* _WHAT YOU WILL DO_:
Copy out each line of the entries where the word "username" is present.
- Opening Delimiter -
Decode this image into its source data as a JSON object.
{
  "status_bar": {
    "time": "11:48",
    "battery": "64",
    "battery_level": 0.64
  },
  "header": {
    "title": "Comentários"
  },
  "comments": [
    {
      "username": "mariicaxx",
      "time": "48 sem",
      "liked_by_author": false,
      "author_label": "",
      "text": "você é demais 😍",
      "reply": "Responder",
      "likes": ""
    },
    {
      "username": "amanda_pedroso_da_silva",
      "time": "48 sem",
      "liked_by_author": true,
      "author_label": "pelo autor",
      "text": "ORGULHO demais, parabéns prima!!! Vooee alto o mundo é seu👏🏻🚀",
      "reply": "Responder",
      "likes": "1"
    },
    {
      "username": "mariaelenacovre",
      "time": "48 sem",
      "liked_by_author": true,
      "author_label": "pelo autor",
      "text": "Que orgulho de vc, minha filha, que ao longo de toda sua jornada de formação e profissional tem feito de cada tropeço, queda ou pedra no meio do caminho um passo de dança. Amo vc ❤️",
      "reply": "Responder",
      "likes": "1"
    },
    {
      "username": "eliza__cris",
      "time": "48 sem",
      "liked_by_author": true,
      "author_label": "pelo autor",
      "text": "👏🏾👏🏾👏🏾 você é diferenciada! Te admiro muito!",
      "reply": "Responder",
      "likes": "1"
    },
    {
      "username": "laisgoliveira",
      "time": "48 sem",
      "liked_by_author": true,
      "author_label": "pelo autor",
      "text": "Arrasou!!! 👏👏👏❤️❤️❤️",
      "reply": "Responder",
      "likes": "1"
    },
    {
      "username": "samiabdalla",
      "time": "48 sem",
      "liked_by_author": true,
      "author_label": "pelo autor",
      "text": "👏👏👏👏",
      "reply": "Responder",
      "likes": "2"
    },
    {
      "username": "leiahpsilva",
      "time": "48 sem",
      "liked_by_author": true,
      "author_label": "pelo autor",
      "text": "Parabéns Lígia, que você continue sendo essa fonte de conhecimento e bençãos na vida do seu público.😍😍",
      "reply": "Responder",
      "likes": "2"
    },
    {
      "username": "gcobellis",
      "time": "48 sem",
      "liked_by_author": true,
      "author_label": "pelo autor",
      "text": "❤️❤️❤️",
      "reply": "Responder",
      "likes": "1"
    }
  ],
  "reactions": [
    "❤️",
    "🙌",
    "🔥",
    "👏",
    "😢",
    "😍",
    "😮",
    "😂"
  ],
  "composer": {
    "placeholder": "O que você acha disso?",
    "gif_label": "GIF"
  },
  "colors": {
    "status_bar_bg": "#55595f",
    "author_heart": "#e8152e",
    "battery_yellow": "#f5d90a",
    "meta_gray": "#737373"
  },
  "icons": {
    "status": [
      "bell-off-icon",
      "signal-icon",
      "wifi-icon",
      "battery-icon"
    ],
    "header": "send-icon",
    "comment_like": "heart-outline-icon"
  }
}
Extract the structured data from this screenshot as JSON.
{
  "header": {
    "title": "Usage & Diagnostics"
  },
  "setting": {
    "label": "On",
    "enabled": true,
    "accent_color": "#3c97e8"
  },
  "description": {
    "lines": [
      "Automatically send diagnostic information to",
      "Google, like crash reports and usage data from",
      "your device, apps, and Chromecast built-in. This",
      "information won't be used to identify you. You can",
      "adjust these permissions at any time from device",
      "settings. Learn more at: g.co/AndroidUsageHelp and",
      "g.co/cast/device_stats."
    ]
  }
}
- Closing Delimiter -
* _REPLY_:
      "username": "mariicaxx",
      "username": "amanda_pedroso_da_silva",
      "username": "mariaelenacovre",
      "username": "eliza__cris",
      "username": "laisgoliveira",
      "username": "samiabdalla",
      "username": "leiahpsilva",
      "username": "gcobellis",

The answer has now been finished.